Dixie’s rice balls ensure healthy meals for hungry children

Through a simple but meaningful effort, students at Dixie Magnet Elementary will provide food for children in need. “They could go hungry, and we don’t want that,” said Maya Zachry, whose class participated in the international Onigiri Action campaign.

The third graders used small cookie cutters to shape teaspoons of cooked rice and then garnished their bite-sized treats with roasted seaweed and Skittles. Chinese teacher Yan Wang also guided first and second graders in designing and drawing onigiri – the Japanese term for rice ball. For every photo of their work that Wang uploads to the project website or social media, the sponsors will provide five healthy school meals. “My students are very excited that they can do something to help others in the world,” she said.

The Chinese class, which is among the rotating specials at Dixie, recently focused on the weekly food of families in various countries. Looking at authentic pictures in the book “Hungry Planet: What the World Eats,” the students compared and contrasted their own food choices – concluding that some people need healthier diets. “It’s cool that they eat different stuff from us but also cool they eat the same stuff like fruits and vegetables,” said 8-year-old Maxwell Willoughby. “If you don’t have healthy food, then you can get sick,” he noted.

Other lessons encouraged students to identify and name common Chinese foods, including fruits and drinks. They also learned the five food categories in the USDA's MyPlate program in Chinese. Through such units, Dixie students practice investigating the world, recognizing perspectives, communicating ideas, and taking actions.

“When I introduce global issues such as ‘Hungry Planet,’ I always use visuals and videos to make the abstract topics concrete. I try to blend language and culture naturally. It is amazing how younger kids investigate the world from their point of view,” Wang said. “Schools and educators should provide opportunities for young kids to build an understanding of what others are feeling and how their own actions can impact others. If there is one thing I hope they can carry away from my class, it is empathy and tolerance of other cultures.” 

Maya, who is only 6 years old, already realizes how understanding can foster relationships. As she said, “To get to know your friends, you need to learn about their culture and who they are.”

Did you know?
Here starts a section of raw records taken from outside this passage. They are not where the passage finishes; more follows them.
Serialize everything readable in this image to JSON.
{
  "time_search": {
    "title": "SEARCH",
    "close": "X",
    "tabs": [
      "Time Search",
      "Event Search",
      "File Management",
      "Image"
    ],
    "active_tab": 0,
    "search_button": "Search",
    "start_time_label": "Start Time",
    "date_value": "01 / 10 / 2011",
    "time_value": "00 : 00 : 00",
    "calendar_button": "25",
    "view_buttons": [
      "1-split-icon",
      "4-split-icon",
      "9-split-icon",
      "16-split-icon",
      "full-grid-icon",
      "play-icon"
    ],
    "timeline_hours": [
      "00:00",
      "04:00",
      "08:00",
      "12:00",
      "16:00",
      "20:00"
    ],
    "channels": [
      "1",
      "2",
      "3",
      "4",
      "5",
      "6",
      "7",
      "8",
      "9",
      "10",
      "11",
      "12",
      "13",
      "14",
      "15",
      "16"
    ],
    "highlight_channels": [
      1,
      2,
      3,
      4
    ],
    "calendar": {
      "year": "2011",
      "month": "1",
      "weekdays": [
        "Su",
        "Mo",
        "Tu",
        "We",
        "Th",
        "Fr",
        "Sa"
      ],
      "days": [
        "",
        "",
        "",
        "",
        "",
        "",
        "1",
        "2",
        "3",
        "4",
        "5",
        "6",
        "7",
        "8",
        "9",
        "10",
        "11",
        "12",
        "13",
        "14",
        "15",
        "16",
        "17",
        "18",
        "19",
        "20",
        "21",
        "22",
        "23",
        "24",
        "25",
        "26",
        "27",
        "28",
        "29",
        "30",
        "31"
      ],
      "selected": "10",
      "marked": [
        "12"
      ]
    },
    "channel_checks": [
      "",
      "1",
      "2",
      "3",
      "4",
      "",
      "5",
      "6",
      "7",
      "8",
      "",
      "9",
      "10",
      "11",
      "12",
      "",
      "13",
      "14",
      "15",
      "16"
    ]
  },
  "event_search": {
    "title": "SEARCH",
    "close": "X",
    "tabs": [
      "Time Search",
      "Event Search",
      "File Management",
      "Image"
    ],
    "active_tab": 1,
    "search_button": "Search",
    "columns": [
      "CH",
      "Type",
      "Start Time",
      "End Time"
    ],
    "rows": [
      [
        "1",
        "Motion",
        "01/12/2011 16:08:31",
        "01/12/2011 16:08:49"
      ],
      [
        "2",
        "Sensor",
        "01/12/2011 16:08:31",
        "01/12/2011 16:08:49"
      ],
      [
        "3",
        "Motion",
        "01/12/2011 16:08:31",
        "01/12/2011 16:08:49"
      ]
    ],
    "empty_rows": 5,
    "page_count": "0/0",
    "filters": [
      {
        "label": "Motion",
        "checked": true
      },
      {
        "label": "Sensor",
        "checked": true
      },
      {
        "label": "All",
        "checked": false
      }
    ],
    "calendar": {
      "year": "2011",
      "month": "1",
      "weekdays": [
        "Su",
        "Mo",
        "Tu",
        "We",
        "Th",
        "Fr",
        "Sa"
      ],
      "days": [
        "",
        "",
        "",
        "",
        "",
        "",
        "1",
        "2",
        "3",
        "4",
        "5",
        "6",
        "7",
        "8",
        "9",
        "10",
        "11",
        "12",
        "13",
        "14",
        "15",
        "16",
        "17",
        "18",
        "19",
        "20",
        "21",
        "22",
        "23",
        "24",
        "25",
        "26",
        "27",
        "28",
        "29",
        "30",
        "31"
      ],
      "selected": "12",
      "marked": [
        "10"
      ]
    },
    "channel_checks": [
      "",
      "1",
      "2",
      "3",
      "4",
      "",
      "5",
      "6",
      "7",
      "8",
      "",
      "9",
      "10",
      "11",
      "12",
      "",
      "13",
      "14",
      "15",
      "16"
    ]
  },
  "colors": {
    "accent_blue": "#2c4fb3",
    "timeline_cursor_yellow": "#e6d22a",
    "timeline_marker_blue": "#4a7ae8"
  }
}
Oct. 16 is World Food Day.

Contact: Yan Wang, Chinese teacher at Dixie, (859) 381-3116

(Posted Oct. 12, 2021)

In the Spotlight: To reach our district’s video/web team, please submit this media request for potential coverage of school-based or districtwide events and programs.